Exercise goal> Look through the lines below and extract each one that contains "with".

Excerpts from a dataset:
========================================================================

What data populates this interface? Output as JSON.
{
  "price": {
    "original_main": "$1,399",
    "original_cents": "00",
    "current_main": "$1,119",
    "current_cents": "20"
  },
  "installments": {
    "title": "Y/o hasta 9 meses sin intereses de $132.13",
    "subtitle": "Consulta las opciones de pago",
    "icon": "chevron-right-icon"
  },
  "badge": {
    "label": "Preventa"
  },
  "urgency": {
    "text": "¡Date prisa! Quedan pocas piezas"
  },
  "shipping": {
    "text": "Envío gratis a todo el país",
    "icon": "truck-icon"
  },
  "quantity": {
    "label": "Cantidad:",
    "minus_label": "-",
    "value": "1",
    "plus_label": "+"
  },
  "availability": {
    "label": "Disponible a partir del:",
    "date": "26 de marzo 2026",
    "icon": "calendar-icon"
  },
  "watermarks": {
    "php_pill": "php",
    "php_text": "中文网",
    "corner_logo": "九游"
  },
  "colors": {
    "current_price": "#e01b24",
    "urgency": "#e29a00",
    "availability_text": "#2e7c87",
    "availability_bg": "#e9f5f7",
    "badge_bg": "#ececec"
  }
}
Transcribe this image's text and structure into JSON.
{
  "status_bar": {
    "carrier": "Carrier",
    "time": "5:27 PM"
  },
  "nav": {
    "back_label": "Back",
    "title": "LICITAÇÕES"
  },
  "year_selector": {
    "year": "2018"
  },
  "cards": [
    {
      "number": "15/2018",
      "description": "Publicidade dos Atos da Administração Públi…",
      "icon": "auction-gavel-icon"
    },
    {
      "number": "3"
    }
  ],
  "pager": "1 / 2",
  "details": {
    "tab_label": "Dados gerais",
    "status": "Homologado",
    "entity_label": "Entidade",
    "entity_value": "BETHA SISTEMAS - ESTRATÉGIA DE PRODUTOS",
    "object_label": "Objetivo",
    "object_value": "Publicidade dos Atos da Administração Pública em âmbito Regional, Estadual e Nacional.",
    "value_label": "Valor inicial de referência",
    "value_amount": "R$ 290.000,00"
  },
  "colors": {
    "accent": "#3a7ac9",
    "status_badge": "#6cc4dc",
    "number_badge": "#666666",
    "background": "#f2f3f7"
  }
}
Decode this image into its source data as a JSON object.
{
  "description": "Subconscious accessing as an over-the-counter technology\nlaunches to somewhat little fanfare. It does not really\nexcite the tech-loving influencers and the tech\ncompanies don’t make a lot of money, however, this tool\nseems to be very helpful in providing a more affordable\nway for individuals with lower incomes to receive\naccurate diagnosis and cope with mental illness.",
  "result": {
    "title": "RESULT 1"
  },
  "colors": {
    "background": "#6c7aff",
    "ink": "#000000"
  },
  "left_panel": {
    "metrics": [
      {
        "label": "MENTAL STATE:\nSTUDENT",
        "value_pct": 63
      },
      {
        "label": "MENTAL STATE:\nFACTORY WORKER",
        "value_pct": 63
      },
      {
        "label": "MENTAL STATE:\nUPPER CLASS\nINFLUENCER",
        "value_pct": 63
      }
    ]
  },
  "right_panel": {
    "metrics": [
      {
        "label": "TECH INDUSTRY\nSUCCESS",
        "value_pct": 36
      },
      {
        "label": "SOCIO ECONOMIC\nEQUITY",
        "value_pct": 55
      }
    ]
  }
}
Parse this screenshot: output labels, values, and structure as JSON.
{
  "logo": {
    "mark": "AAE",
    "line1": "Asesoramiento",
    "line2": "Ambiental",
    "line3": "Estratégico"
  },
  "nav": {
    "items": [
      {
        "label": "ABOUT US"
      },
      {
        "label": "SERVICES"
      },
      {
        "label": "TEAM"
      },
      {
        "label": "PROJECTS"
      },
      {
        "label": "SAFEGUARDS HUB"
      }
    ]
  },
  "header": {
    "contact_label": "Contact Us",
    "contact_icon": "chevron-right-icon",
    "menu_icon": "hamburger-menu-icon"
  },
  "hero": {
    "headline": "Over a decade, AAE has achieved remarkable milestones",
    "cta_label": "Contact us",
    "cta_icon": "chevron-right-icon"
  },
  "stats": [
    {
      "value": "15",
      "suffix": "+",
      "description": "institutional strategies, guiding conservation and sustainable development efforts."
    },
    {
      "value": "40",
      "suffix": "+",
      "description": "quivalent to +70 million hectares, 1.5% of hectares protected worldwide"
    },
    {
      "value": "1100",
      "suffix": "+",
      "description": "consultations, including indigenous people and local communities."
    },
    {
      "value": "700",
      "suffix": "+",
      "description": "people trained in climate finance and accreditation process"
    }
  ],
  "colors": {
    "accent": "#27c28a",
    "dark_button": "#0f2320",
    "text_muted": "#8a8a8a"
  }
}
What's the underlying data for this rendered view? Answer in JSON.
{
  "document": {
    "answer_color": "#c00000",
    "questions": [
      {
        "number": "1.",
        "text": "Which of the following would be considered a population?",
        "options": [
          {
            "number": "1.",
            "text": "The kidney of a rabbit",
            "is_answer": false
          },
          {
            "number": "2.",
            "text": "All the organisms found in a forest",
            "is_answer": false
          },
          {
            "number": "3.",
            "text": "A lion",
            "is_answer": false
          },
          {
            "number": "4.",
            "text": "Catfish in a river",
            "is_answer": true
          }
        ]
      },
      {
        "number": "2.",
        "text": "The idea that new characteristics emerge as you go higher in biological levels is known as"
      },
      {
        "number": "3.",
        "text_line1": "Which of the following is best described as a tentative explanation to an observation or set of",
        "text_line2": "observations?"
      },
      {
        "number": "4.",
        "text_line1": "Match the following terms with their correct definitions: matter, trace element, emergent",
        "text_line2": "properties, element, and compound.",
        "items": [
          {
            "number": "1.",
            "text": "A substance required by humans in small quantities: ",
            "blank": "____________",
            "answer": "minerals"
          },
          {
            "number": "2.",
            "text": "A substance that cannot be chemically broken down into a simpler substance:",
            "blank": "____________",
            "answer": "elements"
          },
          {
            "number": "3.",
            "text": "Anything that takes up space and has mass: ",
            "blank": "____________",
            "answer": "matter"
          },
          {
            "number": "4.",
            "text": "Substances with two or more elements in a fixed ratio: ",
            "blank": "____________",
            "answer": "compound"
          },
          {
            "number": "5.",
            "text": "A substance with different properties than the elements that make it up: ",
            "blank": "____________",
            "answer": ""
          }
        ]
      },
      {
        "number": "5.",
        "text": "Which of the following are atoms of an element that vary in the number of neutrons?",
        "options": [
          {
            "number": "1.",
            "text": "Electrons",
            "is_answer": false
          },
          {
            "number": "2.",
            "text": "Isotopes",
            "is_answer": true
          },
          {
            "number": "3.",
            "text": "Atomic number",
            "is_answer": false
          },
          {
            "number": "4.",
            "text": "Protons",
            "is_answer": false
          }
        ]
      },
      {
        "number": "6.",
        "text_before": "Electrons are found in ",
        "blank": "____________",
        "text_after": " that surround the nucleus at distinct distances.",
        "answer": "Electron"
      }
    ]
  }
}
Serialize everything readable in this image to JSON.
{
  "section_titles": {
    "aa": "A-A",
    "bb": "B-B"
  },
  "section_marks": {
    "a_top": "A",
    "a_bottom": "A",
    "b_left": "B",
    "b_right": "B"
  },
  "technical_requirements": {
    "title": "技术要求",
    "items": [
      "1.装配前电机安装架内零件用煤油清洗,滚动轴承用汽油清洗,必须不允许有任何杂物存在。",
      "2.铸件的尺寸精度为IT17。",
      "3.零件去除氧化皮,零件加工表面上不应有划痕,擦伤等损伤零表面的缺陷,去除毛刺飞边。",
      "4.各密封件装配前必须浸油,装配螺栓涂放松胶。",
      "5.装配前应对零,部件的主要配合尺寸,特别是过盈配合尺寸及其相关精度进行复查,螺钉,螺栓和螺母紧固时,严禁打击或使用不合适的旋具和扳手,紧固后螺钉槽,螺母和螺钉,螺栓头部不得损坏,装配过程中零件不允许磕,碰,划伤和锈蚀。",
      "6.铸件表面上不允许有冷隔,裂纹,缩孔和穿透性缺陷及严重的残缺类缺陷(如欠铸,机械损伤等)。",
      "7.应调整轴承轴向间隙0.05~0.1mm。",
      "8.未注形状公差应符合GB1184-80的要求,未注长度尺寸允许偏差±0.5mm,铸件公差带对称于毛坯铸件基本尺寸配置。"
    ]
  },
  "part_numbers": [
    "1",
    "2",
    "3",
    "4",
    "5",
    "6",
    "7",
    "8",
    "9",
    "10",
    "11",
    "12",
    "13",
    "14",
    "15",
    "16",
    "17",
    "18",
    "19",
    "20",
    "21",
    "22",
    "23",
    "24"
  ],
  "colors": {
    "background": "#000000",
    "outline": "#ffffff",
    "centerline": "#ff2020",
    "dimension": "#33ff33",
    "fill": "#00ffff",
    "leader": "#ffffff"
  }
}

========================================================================

Expected output>
  "description": "Subconscious accessing as an over-the-counter technology\nlaunches to somewhat little fanfare. It does not really\nexcite the tech-loving influencers and the tech\ncompanies don’t make a lot of money, however, this tool\nseems to be very helpful in providing a more affordable\nway for individuals with lower incomes to receive\naccurate diagnosis and cope with mental illness.",
        "text_line1": "Match the following terms with their correct definitions: matter, trace element, emergent",
            "text": "Substances with two or more elements in a fixed ratio: ",
            "text": "A substance with different properties than the elements that make it up: ",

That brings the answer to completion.